- Description of the task:
Return every record exactly as it appears. Leave nothing out.

- Data for analysis:
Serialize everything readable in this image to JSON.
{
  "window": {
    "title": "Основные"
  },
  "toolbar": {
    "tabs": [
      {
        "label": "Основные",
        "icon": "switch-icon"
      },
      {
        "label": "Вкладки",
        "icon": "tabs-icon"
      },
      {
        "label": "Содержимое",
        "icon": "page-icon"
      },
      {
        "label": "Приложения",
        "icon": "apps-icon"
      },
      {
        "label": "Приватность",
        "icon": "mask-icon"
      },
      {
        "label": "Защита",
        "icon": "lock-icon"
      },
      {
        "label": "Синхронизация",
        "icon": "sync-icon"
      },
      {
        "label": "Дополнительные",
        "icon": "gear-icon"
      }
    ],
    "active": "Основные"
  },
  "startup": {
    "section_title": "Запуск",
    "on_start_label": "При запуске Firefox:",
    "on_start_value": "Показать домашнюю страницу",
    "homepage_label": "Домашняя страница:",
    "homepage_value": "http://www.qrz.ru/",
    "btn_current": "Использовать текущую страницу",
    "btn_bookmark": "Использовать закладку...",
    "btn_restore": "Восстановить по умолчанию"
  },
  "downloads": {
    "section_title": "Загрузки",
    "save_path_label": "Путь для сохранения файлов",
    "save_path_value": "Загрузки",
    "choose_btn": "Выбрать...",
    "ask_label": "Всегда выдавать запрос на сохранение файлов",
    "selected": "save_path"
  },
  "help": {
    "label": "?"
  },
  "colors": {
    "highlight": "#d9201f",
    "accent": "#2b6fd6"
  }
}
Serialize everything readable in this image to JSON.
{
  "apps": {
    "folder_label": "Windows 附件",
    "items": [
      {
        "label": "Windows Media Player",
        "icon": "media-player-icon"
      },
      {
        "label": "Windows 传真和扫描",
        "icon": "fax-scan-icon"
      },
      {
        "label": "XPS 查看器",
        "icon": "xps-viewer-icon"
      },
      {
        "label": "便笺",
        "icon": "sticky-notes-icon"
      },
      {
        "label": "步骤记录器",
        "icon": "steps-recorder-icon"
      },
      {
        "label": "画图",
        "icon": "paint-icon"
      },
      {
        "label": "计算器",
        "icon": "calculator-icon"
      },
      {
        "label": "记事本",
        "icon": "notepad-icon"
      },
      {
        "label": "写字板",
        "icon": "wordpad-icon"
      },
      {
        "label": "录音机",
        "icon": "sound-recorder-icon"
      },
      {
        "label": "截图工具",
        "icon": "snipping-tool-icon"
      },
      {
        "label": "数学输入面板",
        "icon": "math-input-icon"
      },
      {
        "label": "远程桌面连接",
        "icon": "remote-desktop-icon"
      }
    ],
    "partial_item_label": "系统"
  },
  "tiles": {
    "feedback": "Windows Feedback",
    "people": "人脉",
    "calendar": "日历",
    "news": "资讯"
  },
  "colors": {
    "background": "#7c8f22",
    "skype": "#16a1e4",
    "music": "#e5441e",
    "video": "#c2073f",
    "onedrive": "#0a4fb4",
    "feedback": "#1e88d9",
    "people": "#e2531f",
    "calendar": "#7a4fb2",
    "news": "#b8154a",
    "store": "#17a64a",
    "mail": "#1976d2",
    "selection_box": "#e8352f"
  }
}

- Your solution:
Serialize everything readable in this image to JSON.
{
  "window": {
    "title": "Основные"
  },
  "toolbar": {
    "tabs": [
      {
        "label": "Основные",
        "icon": "switch-icon"
      },
      {
        "label": "Вкладки",
        "icon": "tabs-icon"
      },
      {
        "label": "Содержимое",
        "icon": "page-icon"
      },
      {
        "label": "Приложения",
        "icon": "apps-icon"
      },
      {
        "label": "Приватность",
        "icon": "mask-icon"
      },
      {
        "label": "Защита",
        "icon": "lock-icon"
      },
      {
        "label": "Синхронизация",
        "icon": "sync-icon"
      },
      {
        "label": "Дополнительные",
        "icon": "gear-icon"
      }
    ],
    "active": "Основные"
  },
  "startup": {
    "section_title": "Запуск",
    "on_start_label": "При запуске Firefox:",
    "on_start_value": "Показать домашнюю страницу",
    "homepage_label": "Домашняя страница:",
    "homepage_value": "http://www.qrz.ru/",
    "btn_current": "Использовать текущую страницу",
    "btn_bookmark": "Использовать закладку...",
    "btn_restore": "Восстановить по умолчанию"
  },
  "downloads": {
    "section_title": "Загрузки",
    "save_path_label": "Путь для сохранения файлов",
    "save_path_value": "Загрузки",
    "choose_btn": "Выбрать...",
    "ask_label": "Всегда выдавать запрос на сохранение файлов",
    "selected": "save_path"
  },
  "help": {
    "label": "?"
  },
  "colors": {
    "highlight": "#d9201f",
    "accent": "#2b6fd6"
  }
}
Serialize everything readable in this image to JSON.
{
  "apps": {
    "folder_label": "Windows 附件",
    "items": [
      {
        "label": "Windows Media Player",
        "icon": "media-player-icon"
      },
      {
        "label": "Windows 传真和扫描",
        "icon": "fax-scan-icon"
      },
      {
        "label": "XPS 查看器",
        "icon": "xps-viewer-icon"
      },
      {
        "label": "便笺",
        "icon": "sticky-notes-icon"
      },
      {
        "label": "步骤记录器",
        "icon": "steps-recorder-icon"
      },
      {
        "label": "画图",
        "icon": "paint-icon"
      },
      {
        "label": "计算器",
        "icon": "calculator-icon"
      },
      {
        "label": "记事本",
        "icon": "notepad-icon"
      },
      {
        "label": "写字板",
        "icon": "wordpad-icon"
      },
      {
        "label": "录音机",
        "icon": "sound-recorder-icon"
      },
      {
        "label": "截图工具",
        "icon": "snipping-tool-icon"
      },
      {
        "label": "数学输入面板",
        "icon": "math-input-icon"
      },
      {
        "label": "远程桌面连接",
        "icon": "remote-desktop-icon"
      }
    ],
    "partial_item_label": "系统"
  },
  "tiles": {
    "feedback": "Windows Feedback",
    "people": "人脉",
    "calendar": "日历",
    "news": "资讯"
  },
  "colors": {
    "background": "#7c8f22",
    "skype": "#16a1e4",
    "music": "#e5441e",
    "video": "#c2073f",
    "onedrive": "#0a4fb4",
    "feedback": "#1e88d9",
    "people": "#e2531f",
    "calendar": "#7a4fb2",
    "news": "#b8154a",
    "store": "#17a64a",
    "mail": "#1976d2",
    "selection_box": "#e8352f"
  }
}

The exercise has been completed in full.